**Your task**
This task calls for the complete listing below, reproduced exactly.

**Input records**
*-*-*

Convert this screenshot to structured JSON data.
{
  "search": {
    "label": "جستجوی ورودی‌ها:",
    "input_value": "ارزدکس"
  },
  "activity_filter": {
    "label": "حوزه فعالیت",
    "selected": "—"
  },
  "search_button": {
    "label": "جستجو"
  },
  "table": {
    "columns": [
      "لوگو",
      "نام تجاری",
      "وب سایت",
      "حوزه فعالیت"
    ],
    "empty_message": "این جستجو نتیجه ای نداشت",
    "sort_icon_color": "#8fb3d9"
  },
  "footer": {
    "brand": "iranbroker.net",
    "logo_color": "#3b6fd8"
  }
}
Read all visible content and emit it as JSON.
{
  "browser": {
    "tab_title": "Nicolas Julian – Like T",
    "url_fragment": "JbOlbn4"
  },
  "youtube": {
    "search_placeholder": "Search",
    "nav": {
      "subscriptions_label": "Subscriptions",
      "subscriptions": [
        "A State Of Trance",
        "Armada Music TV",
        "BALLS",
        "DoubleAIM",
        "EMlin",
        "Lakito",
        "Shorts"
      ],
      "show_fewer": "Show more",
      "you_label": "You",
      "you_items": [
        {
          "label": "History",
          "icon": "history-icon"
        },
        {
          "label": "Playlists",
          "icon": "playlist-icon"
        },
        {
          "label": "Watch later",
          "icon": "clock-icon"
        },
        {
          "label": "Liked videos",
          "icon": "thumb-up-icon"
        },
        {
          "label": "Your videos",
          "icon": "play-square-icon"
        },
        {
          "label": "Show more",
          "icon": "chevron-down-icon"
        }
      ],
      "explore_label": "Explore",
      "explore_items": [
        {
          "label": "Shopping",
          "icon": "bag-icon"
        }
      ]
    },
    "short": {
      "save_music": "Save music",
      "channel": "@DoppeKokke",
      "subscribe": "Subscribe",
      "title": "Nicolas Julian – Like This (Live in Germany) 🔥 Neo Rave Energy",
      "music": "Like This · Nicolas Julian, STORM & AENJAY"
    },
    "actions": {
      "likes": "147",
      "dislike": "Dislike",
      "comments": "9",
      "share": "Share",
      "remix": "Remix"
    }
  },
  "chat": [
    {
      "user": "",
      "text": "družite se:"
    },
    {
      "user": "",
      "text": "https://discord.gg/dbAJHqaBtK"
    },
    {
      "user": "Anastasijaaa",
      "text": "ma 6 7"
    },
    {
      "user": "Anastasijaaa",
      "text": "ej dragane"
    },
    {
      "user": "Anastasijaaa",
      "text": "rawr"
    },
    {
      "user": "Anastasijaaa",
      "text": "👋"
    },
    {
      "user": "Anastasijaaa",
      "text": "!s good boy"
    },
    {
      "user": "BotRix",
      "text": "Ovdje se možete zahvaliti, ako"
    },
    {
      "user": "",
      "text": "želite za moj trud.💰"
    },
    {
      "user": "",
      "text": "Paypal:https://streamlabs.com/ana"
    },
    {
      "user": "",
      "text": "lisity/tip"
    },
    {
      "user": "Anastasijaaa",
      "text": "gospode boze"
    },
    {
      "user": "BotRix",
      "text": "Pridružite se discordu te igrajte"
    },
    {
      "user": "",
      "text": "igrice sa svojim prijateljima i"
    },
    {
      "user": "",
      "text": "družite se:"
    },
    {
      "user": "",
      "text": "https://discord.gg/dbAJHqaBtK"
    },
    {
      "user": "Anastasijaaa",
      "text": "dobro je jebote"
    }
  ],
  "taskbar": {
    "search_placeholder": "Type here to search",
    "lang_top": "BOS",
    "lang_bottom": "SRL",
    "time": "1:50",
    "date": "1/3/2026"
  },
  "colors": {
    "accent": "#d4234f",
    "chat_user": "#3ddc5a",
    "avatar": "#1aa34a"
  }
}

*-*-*

**Final answer**
Convert this screenshot to structured JSON data.
{
  "search": {
    "label": "جستجوی ورودی‌ها:",
    "input_value": "ارزدکس"
  },
  "activity_filter": {
    "label": "حوزه فعالیت",
    "selected": "—"
  },
  "search_button": {
    "label": "جستجو"
  },
  "table": {
    "columns": [
      "لوگو",
      "نام تجاری",
      "وب سایت",
      "حوزه فعالیت"
    ],
    "empty_message": "این جستجو نتیجه ای نداشت",
    "sort_icon_color": "#8fb3d9"
  },
  "footer": {
    "brand": "iranbroker.net",
    "logo_color": "#3b6fd8"
  }
}
Read all visible content and emit it as JSON.
{
  "browser": {
    "tab_title": "Nicolas Julian – Like T",
    "url_fragment": "JbOlbn4"
  },
  "youtube": {
    "search_placeholder": "Search",
    "nav": {
      "subscriptions_label": "Subscriptions",
      "subscriptions": [
        "A State Of Trance",
        "Armada Music TV",
        "BALLS",
        "DoubleAIM",
        "EMlin",
        "Lakito",
        "Shorts"
      ],
      "show_fewer": "Show more",
      "you_label": "You",
      "you_items": [
        {
          "label": "History",
          "icon": "history-icon"
        },
        {
          "label": "Playlists",
          "icon": "playlist-icon"
        },
        {
          "label": "Watch later",
          "icon": "clock-icon"
        },
        {
          "label": "Liked videos",
          "icon": "thumb-up-icon"
        },
        {
          "label": "Your videos",
          "icon": "play-square-icon"
        },
        {
          "label": "Show more",
          "icon": "chevron-down-icon"
        }
      ],
      "explore_label": "Explore",
      "explore_items": [
        {
          "label": "Shopping",
          "icon": "bag-icon"
        }
      ]
    },
    "short": {
      "save_music": "Save music",
      "channel": "@DoppeKokke",
      "subscribe": "Subscribe",
      "title": "Nicolas Julian – Like This (Live in Germany) 🔥 Neo Rave Energy",
      "music": "Like This · Nicolas Julian, STORM & AENJAY"
    },
    "actions": {
      "likes": "147",
      "dislike": "Dislike",
      "comments": "9",
      "share": "Share",
      "remix": "Remix"
    }
  },
  "chat": [
    {
      "user": "",
      "text": "družite se:"
    },
    {
      "user": "",
      "text": "https://discord.gg/dbAJHqaBtK"
    },
    {
      "user": "Anastasijaaa",
      "text": "ma 6 7"
    },
    {
      "user": "Anastasijaaa",
      "text": "ej dragane"
    },
    {
      "user": "Anastasijaaa",
      "text": "rawr"
    },
    {
      "user": "Anastasijaaa",
      "text": "👋"
    },
    {
      "user": "Anastasijaaa",
      "text": "!s good boy"
    },
    {
      "user": "BotRix",
      "text": "Ovdje se možete zahvaliti, ako"
    },
    {
      "user": "",
      "text": "želite za moj trud.💰"
    },
    {
      "user": "",
      "text": "Paypal:https://streamlabs.com/ana"
    },
    {
      "user": "",
      "text": "lisity/tip"
    },
    {
      "user": "Anastasijaaa",
      "text": "gospode boze"
    },
    {
      "user": "BotRix",
      "text": "Pridružite se discordu te igrajte"
    },
    {
      "user": "",
      "text": "igrice sa svojim prijateljima i"
    },
    {
      "user": "",
      "text": "družite se:"
    },
    {
      "user": "",
      "text": "https://discord.gg/dbAJHqaBtK"
    },
    {
      "user": "Anastasijaaa",
      "text": "dobro je jebote"
    }
  ],
  "taskbar": {
    "search_placeholder": "Type here to search",
    "lang_top": "BOS",
    "lang_bottom": "SRL",
    "time": "1:50",
    "date": "1/3/2026"
  },
  "colors": {
    "accent": "#d4234f",
    "chat_user": "#3ddc5a",
    "avatar": "#1aa34a"
  }
}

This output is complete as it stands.